START SOURCE MATERIAL

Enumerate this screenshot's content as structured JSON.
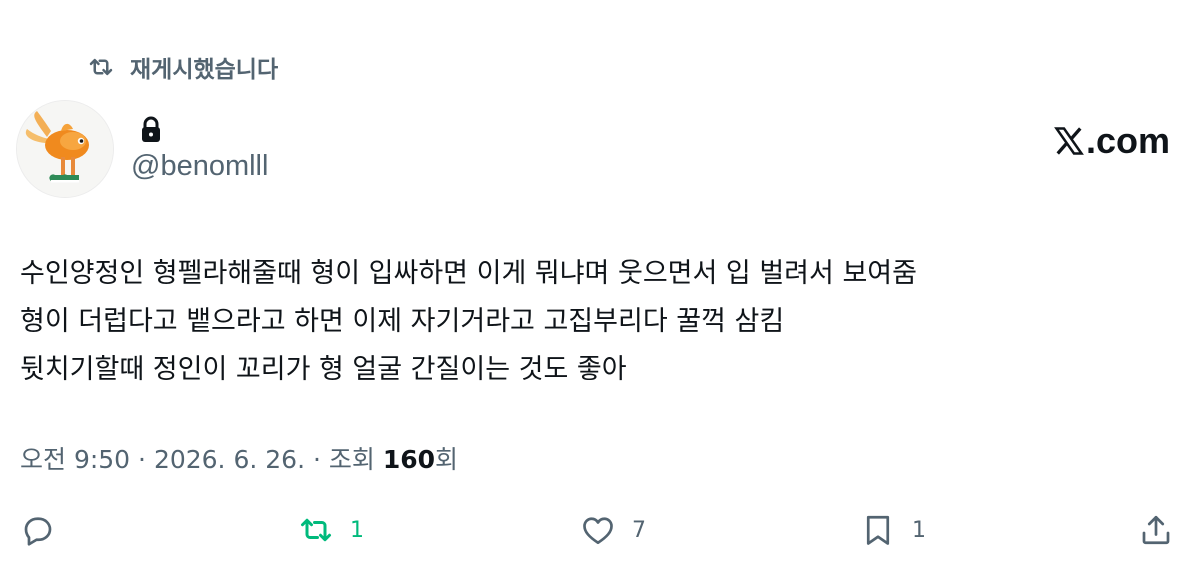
{
  "repost_banner": {
    "label": "재게시했습니다",
    "icon": "repost-icon"
  },
  "author": {
    "display_name_icon": "lock-icon",
    "handle": "@benomlll",
    "avatar": "goldfish-with-sneakers"
  },
  "brand": {
    "label": ".com",
    "icon": "x-logo-icon"
  },
  "tweet": {
    "lines": [
      "수인양정인 형펠라해줄때 형이 입싸하면 이게 뭐냐며 웃으면서 입 벌려서 보여줌",
      "형이 더럽다고 뱉으라고 하면 이제 자기거라고 고집부리다 꿀꺽 삼킴",
      "뒷치기할때 정인이 꼬리가 형 얼굴 간질이는 것도 좋아"
    ]
  },
  "meta": {
    "time": "오전 9:50",
    "separator": " · ",
    "date": "2026. 6. 26.",
    "views_prefix": "조회 ",
    "views_count": "160",
    "views_suffix": "회"
  },
  "actions": {
    "reply": {
      "icon": "reply-icon"
    },
    "repost": {
      "icon": "repost-icon",
      "count": "1",
      "color": "#00ba7c"
    },
    "like": {
      "icon": "heart-icon",
      "count": "7"
    },
    "bookmark": {
      "icon": "bookmark-icon",
      "count": "1"
    },
    "share": {
      "icon": "share-icon"
    }
  }
}
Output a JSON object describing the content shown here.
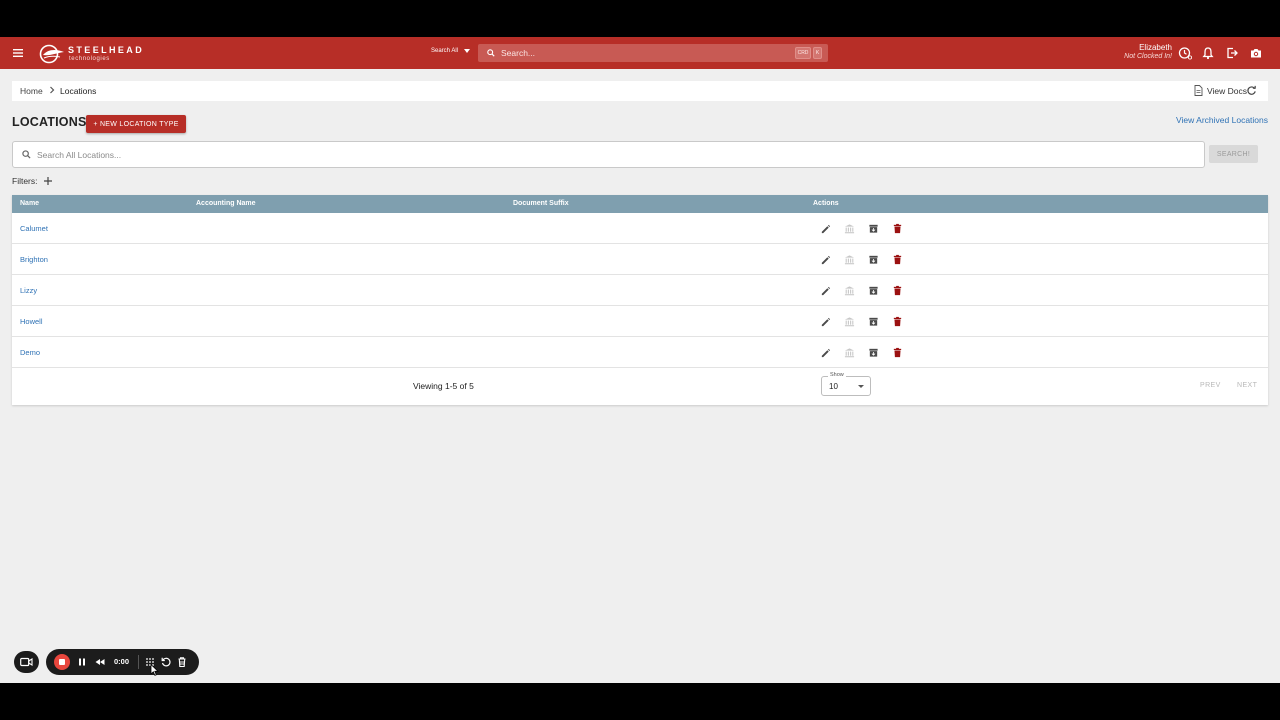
{
  "appbar": {
    "brand_word": "STEELHEAD",
    "brand_sub": "technologies",
    "search_scope": "Search All",
    "search_placeholder": "Search...",
    "kbd_1": "CRD",
    "kbd_2": "K",
    "user_name": "Elizabeth",
    "user_status": "Not Clocked In!",
    "colors": {
      "bar": "#b72e27",
      "accent_blue": "#2f72b5"
    },
    "icons": [
      "menu-icon",
      "clock-icon",
      "bell-icon",
      "logout-icon",
      "camera-icon"
    ]
  },
  "breadcrumb": {
    "home": "Home",
    "current": "Locations",
    "view_docs": "View Docs"
  },
  "page": {
    "title": "LOCATIONS",
    "new_button": "+ NEW LOCATION TYPE",
    "archived_link": "View Archived Locations",
    "search_placeholder": "Search All Locations...",
    "search_button": "SEARCH!",
    "filters_label": "Filters:"
  },
  "table": {
    "columns": [
      "Name",
      "Accounting Name",
      "Document Suffix",
      "Actions"
    ],
    "rows": [
      {
        "name": "Calumet",
        "accounting_name": "",
        "document_suffix": ""
      },
      {
        "name": "Brighton",
        "accounting_name": "",
        "document_suffix": ""
      },
      {
        "name": "Lizzy",
        "accounting_name": "",
        "document_suffix": ""
      },
      {
        "name": "Howell",
        "accounting_name": "",
        "document_suffix": ""
      },
      {
        "name": "Demo",
        "accounting_name": "",
        "document_suffix": ""
      }
    ],
    "action_icons": [
      "edit-icon",
      "bank-icon",
      "archive-icon",
      "delete-icon"
    ],
    "footer": {
      "viewing": "Viewing 1-5 of 5",
      "show_label": "Show",
      "show_value": "10",
      "prev": "PREV",
      "next": "NEXT"
    }
  },
  "recorder": {
    "time": "0:00",
    "icons": [
      "video-camera-icon",
      "stop-icon",
      "pause-icon",
      "rewind-icon",
      "grid-icon",
      "restart-icon",
      "trash-icon"
    ]
  }
}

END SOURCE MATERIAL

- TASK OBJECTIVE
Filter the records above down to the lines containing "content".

- RESPONSE FOR THIS EXERCISE
Enumerate this screenshot's content as structured JSON.
Output a JSON object describing the content shown here.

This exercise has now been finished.